(Dataset rows describing interfaces)
---*---

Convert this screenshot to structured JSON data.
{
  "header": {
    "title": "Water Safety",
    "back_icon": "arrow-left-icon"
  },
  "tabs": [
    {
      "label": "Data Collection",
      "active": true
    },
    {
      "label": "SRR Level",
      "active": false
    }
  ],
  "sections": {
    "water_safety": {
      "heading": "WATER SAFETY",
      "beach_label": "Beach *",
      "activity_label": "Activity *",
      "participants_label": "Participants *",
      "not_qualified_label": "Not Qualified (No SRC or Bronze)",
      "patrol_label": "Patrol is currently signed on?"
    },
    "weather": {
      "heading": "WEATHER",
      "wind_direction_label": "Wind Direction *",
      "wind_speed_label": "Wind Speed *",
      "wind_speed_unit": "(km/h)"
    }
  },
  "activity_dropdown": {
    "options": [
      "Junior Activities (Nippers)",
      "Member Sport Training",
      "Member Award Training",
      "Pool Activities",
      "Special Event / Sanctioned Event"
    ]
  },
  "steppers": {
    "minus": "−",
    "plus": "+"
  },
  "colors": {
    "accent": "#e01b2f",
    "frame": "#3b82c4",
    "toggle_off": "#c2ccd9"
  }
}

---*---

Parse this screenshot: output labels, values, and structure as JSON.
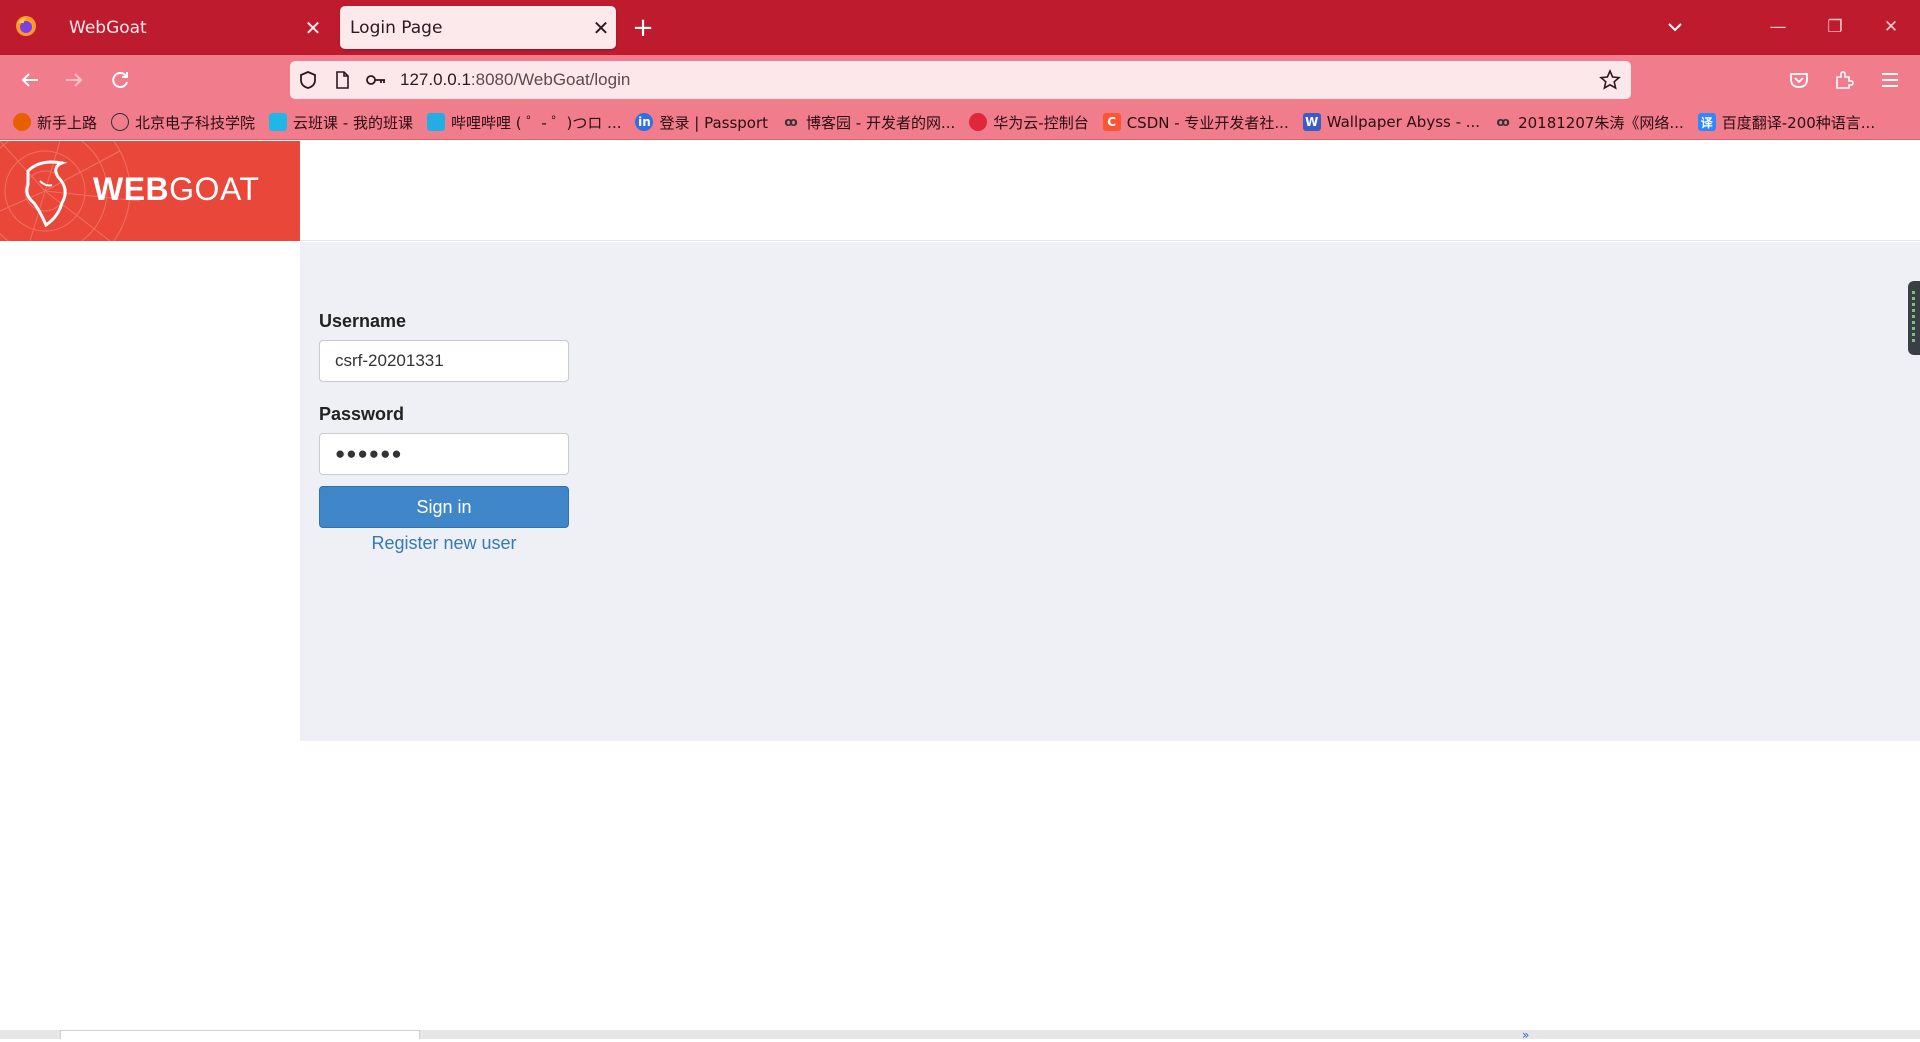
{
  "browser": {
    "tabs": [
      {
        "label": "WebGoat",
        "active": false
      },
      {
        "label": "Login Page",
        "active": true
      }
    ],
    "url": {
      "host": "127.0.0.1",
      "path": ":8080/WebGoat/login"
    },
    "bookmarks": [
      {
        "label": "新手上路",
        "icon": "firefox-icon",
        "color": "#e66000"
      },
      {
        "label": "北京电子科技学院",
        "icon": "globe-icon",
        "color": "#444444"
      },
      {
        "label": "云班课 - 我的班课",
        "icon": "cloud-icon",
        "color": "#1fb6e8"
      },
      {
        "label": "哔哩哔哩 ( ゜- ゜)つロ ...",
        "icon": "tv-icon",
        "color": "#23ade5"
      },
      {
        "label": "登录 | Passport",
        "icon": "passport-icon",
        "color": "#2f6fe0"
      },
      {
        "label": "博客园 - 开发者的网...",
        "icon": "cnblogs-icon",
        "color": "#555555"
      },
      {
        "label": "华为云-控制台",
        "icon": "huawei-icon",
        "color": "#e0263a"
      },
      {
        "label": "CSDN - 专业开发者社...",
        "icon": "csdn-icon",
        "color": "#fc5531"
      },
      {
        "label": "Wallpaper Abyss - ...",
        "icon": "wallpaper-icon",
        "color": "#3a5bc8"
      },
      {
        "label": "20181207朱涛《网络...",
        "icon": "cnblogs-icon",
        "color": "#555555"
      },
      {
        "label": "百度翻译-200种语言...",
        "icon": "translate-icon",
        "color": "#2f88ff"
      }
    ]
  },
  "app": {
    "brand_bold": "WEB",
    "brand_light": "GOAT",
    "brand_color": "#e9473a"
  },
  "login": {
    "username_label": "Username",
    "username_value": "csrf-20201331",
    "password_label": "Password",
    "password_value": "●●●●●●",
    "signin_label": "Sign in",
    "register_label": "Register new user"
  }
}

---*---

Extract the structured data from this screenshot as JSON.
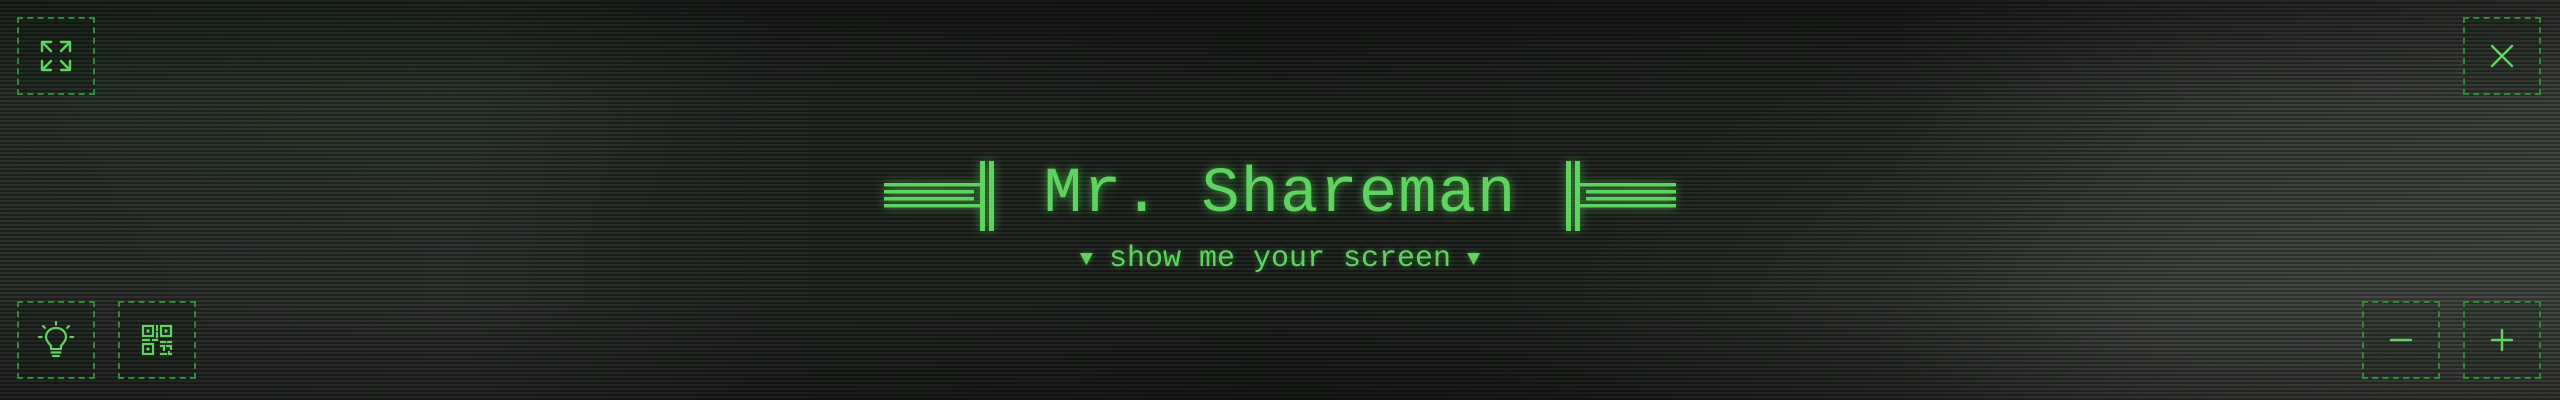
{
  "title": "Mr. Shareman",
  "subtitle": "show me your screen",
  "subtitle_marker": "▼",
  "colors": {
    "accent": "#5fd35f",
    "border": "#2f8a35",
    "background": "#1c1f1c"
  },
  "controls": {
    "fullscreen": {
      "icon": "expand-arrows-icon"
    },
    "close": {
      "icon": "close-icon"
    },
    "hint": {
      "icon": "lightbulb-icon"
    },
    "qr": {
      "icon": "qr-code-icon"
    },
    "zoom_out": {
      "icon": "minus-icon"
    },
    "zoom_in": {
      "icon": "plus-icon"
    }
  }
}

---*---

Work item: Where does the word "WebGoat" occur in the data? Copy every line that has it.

Exercise output:
        "label": "WebGoat",
      "path": ":8080/WebGoat/login"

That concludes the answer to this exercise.